Supplied records:
+-------+

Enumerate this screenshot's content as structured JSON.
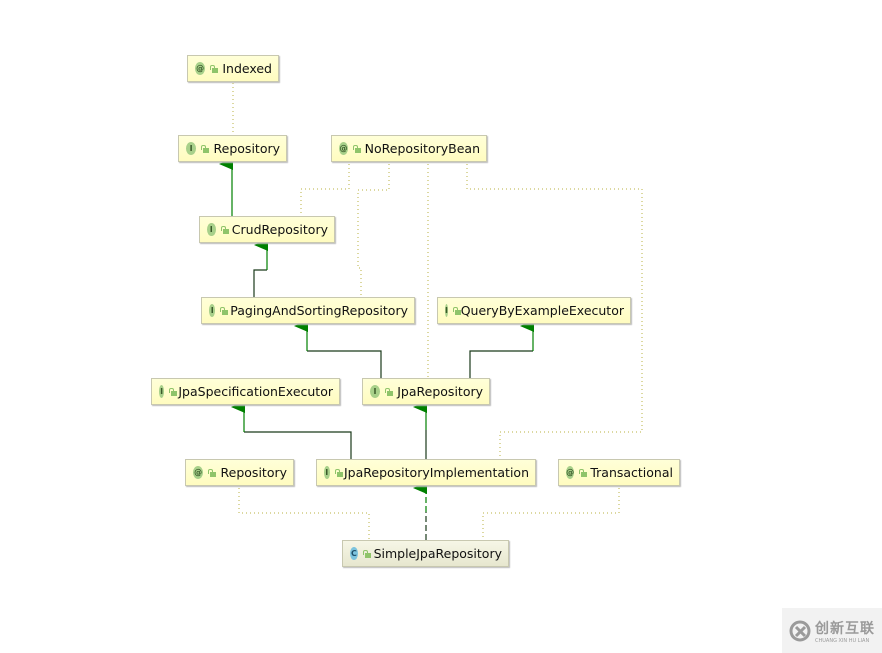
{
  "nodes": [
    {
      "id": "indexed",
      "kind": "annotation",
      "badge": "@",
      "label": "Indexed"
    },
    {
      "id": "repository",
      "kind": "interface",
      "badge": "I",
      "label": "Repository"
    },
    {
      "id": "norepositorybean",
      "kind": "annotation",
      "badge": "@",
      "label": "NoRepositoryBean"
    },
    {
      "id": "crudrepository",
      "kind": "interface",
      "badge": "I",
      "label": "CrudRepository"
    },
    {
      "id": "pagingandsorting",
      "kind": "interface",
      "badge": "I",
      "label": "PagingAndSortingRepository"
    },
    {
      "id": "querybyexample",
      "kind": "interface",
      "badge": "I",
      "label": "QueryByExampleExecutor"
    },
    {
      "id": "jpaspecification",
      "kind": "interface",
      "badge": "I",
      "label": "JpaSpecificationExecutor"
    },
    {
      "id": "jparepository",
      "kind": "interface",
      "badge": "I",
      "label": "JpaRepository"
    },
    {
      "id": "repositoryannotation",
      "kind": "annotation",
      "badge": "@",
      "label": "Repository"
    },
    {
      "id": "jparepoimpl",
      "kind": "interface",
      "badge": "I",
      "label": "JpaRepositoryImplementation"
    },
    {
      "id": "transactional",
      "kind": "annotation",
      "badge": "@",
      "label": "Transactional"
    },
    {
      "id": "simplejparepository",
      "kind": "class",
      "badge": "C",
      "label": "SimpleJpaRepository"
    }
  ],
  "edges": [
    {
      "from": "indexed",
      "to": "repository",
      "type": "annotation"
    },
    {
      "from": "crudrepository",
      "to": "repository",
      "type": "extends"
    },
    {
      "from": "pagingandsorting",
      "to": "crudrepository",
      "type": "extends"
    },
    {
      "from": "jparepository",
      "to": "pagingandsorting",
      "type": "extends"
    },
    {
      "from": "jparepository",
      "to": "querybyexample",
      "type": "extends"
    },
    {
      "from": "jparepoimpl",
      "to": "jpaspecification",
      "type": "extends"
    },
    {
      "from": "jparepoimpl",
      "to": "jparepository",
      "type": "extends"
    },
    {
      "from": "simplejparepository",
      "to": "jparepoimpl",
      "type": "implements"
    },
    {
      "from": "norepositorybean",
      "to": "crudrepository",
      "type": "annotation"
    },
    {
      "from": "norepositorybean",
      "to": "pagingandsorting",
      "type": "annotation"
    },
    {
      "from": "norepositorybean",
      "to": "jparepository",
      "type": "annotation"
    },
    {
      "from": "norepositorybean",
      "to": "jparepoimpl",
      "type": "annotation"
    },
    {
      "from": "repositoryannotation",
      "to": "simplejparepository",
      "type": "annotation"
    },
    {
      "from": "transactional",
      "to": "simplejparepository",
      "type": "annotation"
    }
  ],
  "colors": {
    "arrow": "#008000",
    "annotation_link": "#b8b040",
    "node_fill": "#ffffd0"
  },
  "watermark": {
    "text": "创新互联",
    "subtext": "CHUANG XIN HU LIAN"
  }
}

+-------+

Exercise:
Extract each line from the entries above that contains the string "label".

Worked solution:
      "label": "Indexed"
      "label": "Repository"
      "label": "NoRepositoryBean"
      "label": "CrudRepository"
      "label": "PagingAndSortingRepository"
      "label": "QueryByExampleExecutor"
      "label": "JpaSpecificationExecutor"
      "label": "JpaRepository"
      "label": "Repository"
      "label": "JpaRepositoryImplementation"
      "label": "Transactional"
      "label": "SimpleJpaRepository"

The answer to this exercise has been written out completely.